Brexit Fallout and UK Prime Minister Odds

Last week, the United Kingdom shocked the world by voting to leave the European Union.

More than 30 million people participated in the hotly-contested referendum vote, better known as Brexit (“British exit”). When all was said and done, 52% voted to leave the EU and 48% voted to stay.

For months, the conventional wisdom among political junkies, talking heads and betting markets was that the UK would vote to stay in the EU.

Back in March, when Brexit odds first became available, “remain in the EU” was a -260 favorite at BetOnline.

On the eve of the referendum vote, UK staying in the EU ballooned to -400 at Bovada.

Just hours before the Brexit vote was cast, UK remaining in the EU became an even bigger favorite at Bookmaker.

According to the Financial Times, Brexit wagers set a new record for non-sports bets.
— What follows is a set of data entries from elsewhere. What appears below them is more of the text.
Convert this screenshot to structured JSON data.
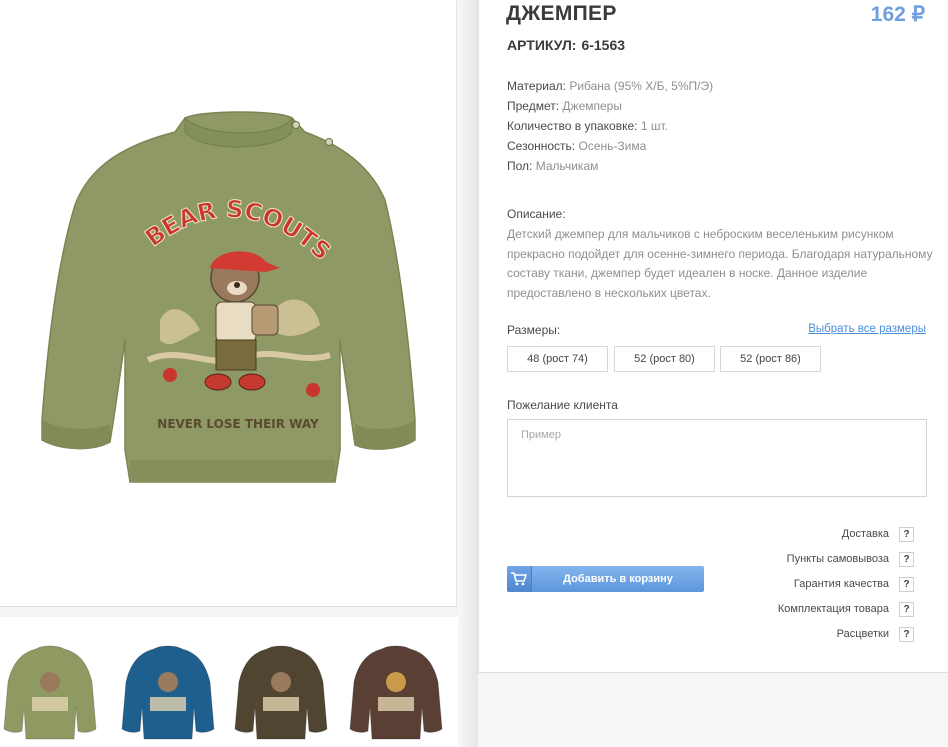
{
  "product": {
    "title": "ДЖЕМПЕР",
    "price": "162 ₽",
    "article_label": "АРТИКУЛ:",
    "article_value": "6-1563"
  },
  "properties": [
    {
      "label": "Материал:",
      "value": "Рибана (95% Х/Б, 5%П/Э)"
    },
    {
      "label": "Предмет:",
      "value": "Джемперы"
    },
    {
      "label": "Количество в упаковке:",
      "value": "1 шт."
    },
    {
      "label": "Сезонность:",
      "value": "Осень-Зима"
    },
    {
      "label": "Пол:",
      "value": "Мальчикам"
    }
  ],
  "description": {
    "label": "Описание:",
    "text": "Детский джемпер для мальчиков с неброским веселеньким рисунком прекрасно подойдет для осенне-зимнего периода. Благодаря натуральному составу ткани, джемпер будет идеален в носке. Данное изделие предоставлено в нескольких цветах."
  },
  "sizes": {
    "label": "Размеры:",
    "select_all": "Выбрать все размеры",
    "options": [
      "48 (рост 74)",
      "52 (рост 80)",
      "52 (рост 86)"
    ]
  },
  "wish": {
    "label": "Пожелание клиента",
    "placeholder": "Пример",
    "value": ""
  },
  "cart": {
    "label": "Добавить в корзину",
    "icon": "cart-icon"
  },
  "info_links": [
    {
      "label": "Доставка",
      "help": "?"
    },
    {
      "label": "Пункты самовывоза",
      "help": "?"
    },
    {
      "label": "Гарантия качества",
      "help": "?"
    },
    {
      "label": "Комплектация товара",
      "help": "?"
    },
    {
      "label": "Расцветки",
      "help": "?"
    }
  ],
  "image": {
    "print_title": "BEAR SCOUTS",
    "print_slogan": "NEVER LOSE THEIR WAY"
  },
  "colors": {
    "price": "#6f9fdf",
    "link": "#4b8ed9",
    "cart_button": "#6fa4e4",
    "thumb_variants": [
      "#8e9a62",
      "#1f5f8e",
      "#4f4530",
      "#5a3f35"
    ]
  }
}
Books took in more than 120M Euros in Brexit bets (over $132 million American).

Some books made a killing off the vote, while others got hammered. The UK’s decision to leave the EU produced a monumental payday for Ladbrokes, but a big loss for William Hill. Betfred, who made a small profit on the vote, called it “the biggest ever shock in political betting.”

Across the board, oddsmakers took a big hit to their reputation because they failed to predict the correct outcome. However, for books like Ladbrokes, they are happy to accept a bruised ego in exchange for a massive profit.
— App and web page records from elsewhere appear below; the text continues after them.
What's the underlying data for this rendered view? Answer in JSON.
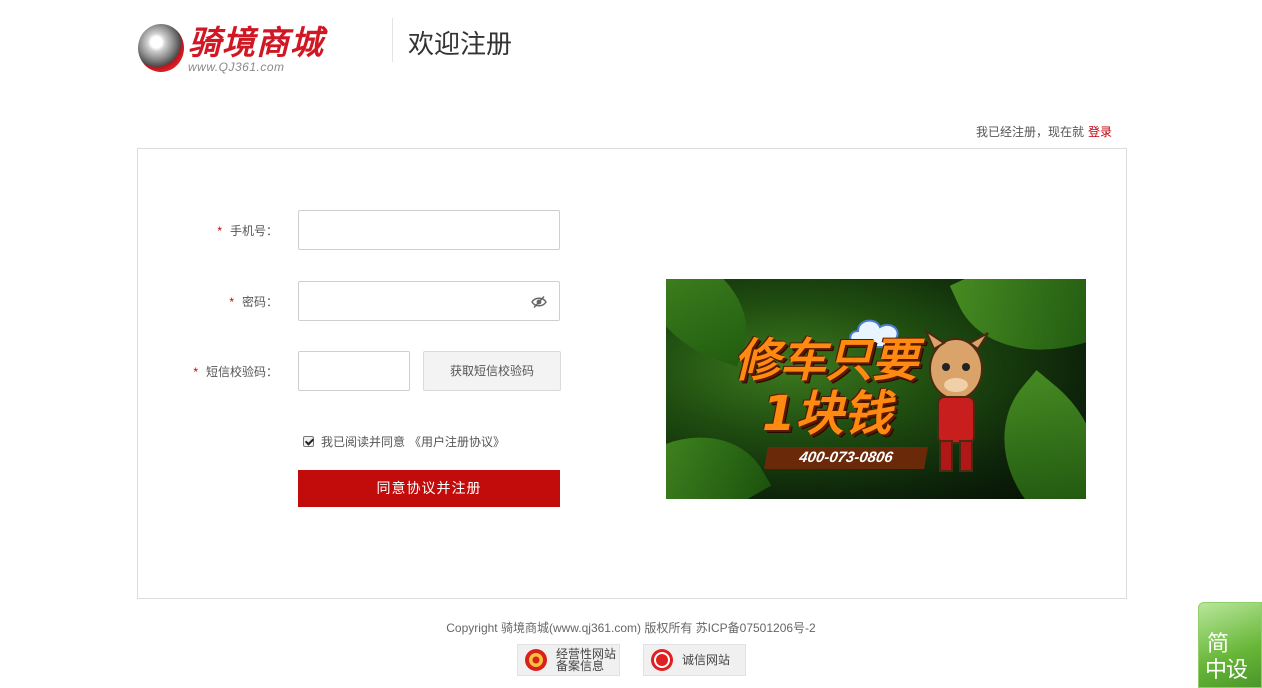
{
  "header": {
    "logo_text": "骑境商城",
    "logo_sub": "www.QJ361.com",
    "page_title": "欢迎注册"
  },
  "login_hint": {
    "text": "我已经注册，现在就",
    "link": "登录"
  },
  "form": {
    "required_mark": "*",
    "phone_label": "手机号：",
    "password_label": "密码：",
    "sms_label": "短信校验码：",
    "phone_value": "",
    "password_value": "",
    "sms_value": "",
    "sms_button": "获取短信校验码",
    "agree_checked": true,
    "agree_text": "我已阅读并同意",
    "agree_link": "《用户注册协议》",
    "submit_label": "同意协议并注册"
  },
  "banner": {
    "line1": "修车只要",
    "line2": "1块钱",
    "phone": "400-073-0806"
  },
  "footer": {
    "copyright": "Copyright 骑境商城(www.qj361.com) 版权所有 苏ICP备07501206号-2",
    "badge1_line1": "经营性网站",
    "badge1_line2": "备案信息",
    "badge2": "诚信网站"
  },
  "side_widget": {
    "line1": "简",
    "line2": "中设"
  },
  "colors": {
    "accent": "#c20b0b",
    "brand_red": "#d01723"
  }
}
“The truth is that bookies do not offer markets on political events to help people forecast the results,” said Matthew Shaddick, the head of political betting at Ladbrokes. “We do it to turn a profit or at least not lose too much… Nobody will be criticizing the predictive power of our odds, they’ll be looking at the money we made.”

The Brexit vote also highlighted the value of “betting against the public,” a philosophy fully endorsed by Sports Insights. Public perception, bolstered by conventional wisdom and media coverage, led bettors to assume that “stay” would win, which provided added value for those brave enough to go against the grain and take “leave” at plus money.
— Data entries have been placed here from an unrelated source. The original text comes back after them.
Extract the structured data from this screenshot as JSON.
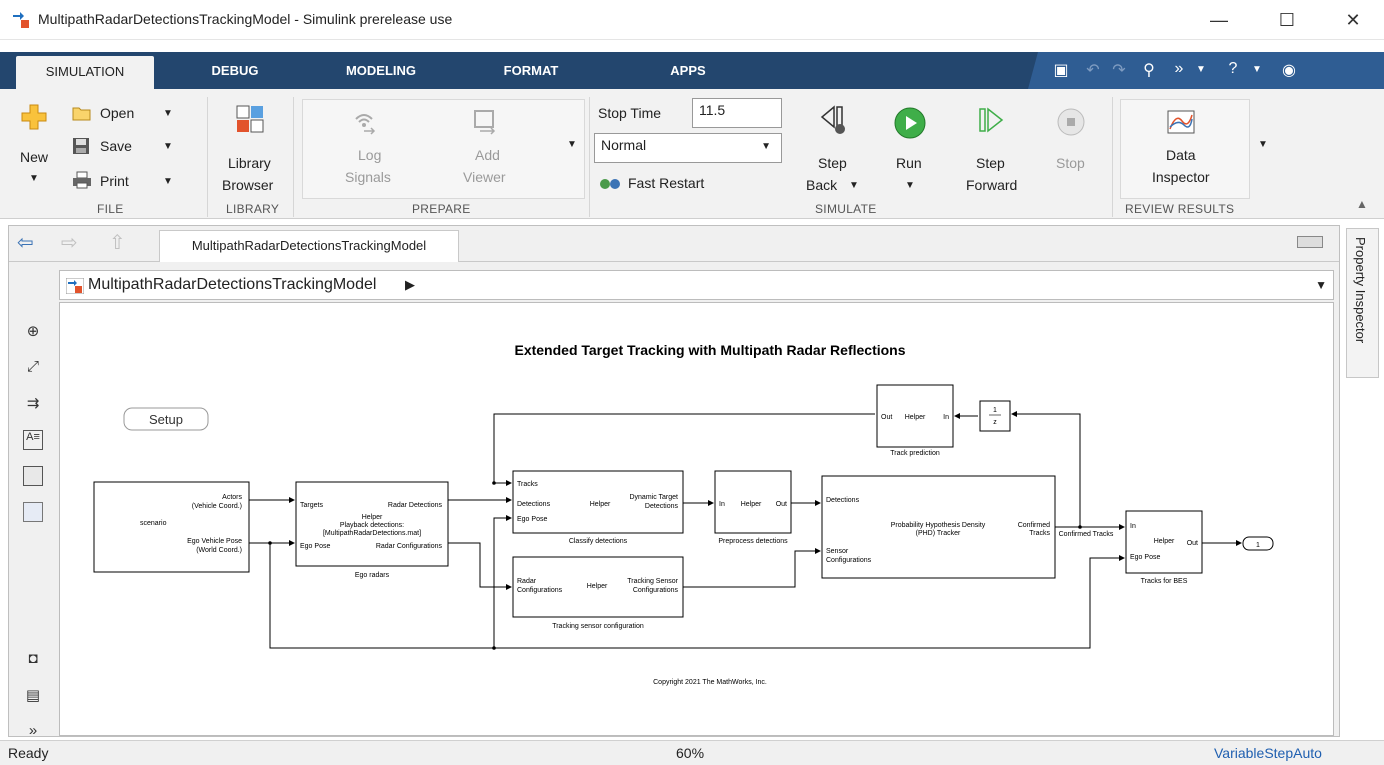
{
  "window": {
    "title": "MultipathRadarDetectionsTrackingModel - Simulink prerelease use",
    "minimize": "—",
    "maximize": "☐",
    "close": "✕"
  },
  "tabs": [
    {
      "label": "SIMULATION"
    },
    {
      "label": "DEBUG"
    },
    {
      "label": "MODELING"
    },
    {
      "label": "FORMAT"
    },
    {
      "label": "APPS"
    }
  ],
  "ribbon": {
    "file": {
      "new_label": "New",
      "open_label": "Open",
      "save_label": "Save",
      "print_label": "Print",
      "section": "FILE"
    },
    "library": {
      "browser_label_1": "Library",
      "browser_label_2": "Browser",
      "section": "LIBRARY"
    },
    "prepare": {
      "log_1": "Log",
      "log_2": "Signals",
      "add_1": "Add",
      "add_2": "Viewer",
      "section": "PREPARE"
    },
    "simulate": {
      "stop_time_label": "Stop Time",
      "stop_time_value": "11.5",
      "mode_value": "Normal",
      "fast_restart": "Fast Restart",
      "step_back_1": "Step",
      "step_back_2": "Back",
      "run": "Run",
      "step_fwd_1": "Step",
      "step_fwd_2": "Forward",
      "stop": "Stop",
      "section": "SIMULATE"
    },
    "review": {
      "data_1": "Data",
      "data_2": "Inspector",
      "section": "REVIEW RESULTS"
    }
  },
  "editor": {
    "model_tab": "MultipathRadarDetectionsTrackingModel",
    "breadcrumb": "MultipathRadarDetectionsTrackingModel"
  },
  "property_inspector": "Property Inspector",
  "diagram": {
    "title": "Extended Target Tracking with Multipath Radar Reflections",
    "setup": "Setup",
    "copyright": "Copyright 2021 The MathWorks, Inc.",
    "scenario": {
      "actors_1": "Actors",
      "actors_2": "(Vehicle Coord.)",
      "name": "scenario",
      "ego_1": "Ego Vehicle Pose",
      "ego_2": "(World Coord.)"
    },
    "ego_radars": {
      "targets": "Targets",
      "ego_pose": "Ego Pose",
      "radar_detections": "Radar Detections",
      "radar_configs": "Radar Configurations",
      "helper": "Helper",
      "playback_1": "Playback detections:",
      "playback_2": "[MultipathRadarDetections.mat]",
      "caption": "Ego radars"
    },
    "classify": {
      "tracks": "Tracks",
      "detections": "Detections",
      "ego_pose": "Ego Pose",
      "helper": "Helper",
      "out_1": "Dynamic Target",
      "out_2": "Detections",
      "caption": "Classify detections"
    },
    "tracking_config": {
      "in_1": "Radar",
      "in_2": "Configurations",
      "helper": "Helper",
      "out_1": "Tracking Sensor",
      "out_2": "Configurations",
      "caption": "Tracking sensor configuration"
    },
    "preprocess": {
      "in": "In",
      "helper": "Helper",
      "out": "Out",
      "caption": "Preprocess detections"
    },
    "phd": {
      "detections": "Detections",
      "sensor_1": "Sensor",
      "sensor_2": "Configurations",
      "name_1": "Probability Hypothesis Density",
      "name_2": "(PHD) Tracker",
      "out_1": "Confirmed",
      "out_2": "Tracks",
      "signal": "Confirmed Tracks"
    },
    "track_prediction": {
      "out": "Out",
      "helper": "Helper",
      "in": "In",
      "caption": "Track prediction"
    },
    "delay": {
      "num": "1",
      "den": "z"
    },
    "tracks_bes": {
      "in": "In",
      "helper": "Helper",
      "out": "Out",
      "ego_pose": "Ego Pose",
      "caption": "Tracks for BES"
    },
    "outport": "1"
  },
  "status": {
    "state": "Ready",
    "zoom": "60%",
    "solver": "VariableStepAuto"
  }
}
In fact, the idea that the UK would leave the EU was so preposterous that many voted in favor of it simply as an act of protest, motivated by the assumption that their vote “wouldn’t matter” because “remain” would win out anyway.

The UK is now in crisis mode, both politically and economically. Prime Minister David Cameron has resigned in shame, having overseen the crushing vote that has broken the UK into pieces.


Books have already begun posting odds for the next UK Prime Minister. Boris Johnson, who championed leaving the EU, opened as the early favorite to replace Cameron.

One candidate providing good value is Theresa May. A recent YouGov poll showed that 19% of Brits want May to take over for Cameron, the highest percentage of any candidate (Johnson got 18%).

The betting markets seem to have taken note. Since yesterday, Johnson has fallen from +100 to +125 to be the next Prime Minister at BetOnline while May has risen from +175 to +150.


Did you place a wager on the Brexit vote? If so, which side were you on? Are you going with Johnson to replace Cameron? Or taking a shot with May?

More broadly, does the Brexit vote make you more interested in betting on politics? Or will you stick to sports because political wagers seem too unpredictable?

Feel free to leave your thoughts in the comments section below.

The following two tabs change content below.

Josh Appelbaum

Josh Appelbaum is the Customer Service Manager, Affiliate Manager and Political Expert for Sports Insights. He can be reached at

1 Comment Permalink
One comment on “Brexit Fallout and UK Prime Minister Odds
  1. Yes, the Brexit made me more interested in betting on politics and how you may be able to use it as a indicator to predict the outcome of an election. I think Johnson will replace Cameron, but it will be a hard and bumpy ride for Johnson…

Say something

Your email address will not be published. Required fields are marked with a grey bar.

You may use these HTML tags and attributes: <a href="" title=""> <abbr title=""> <acronym title=""> <b> <blockquote cite=""> <cite> <code> <del datetime=""> <em> <i> <q cite=""> <s> <strike> <strong>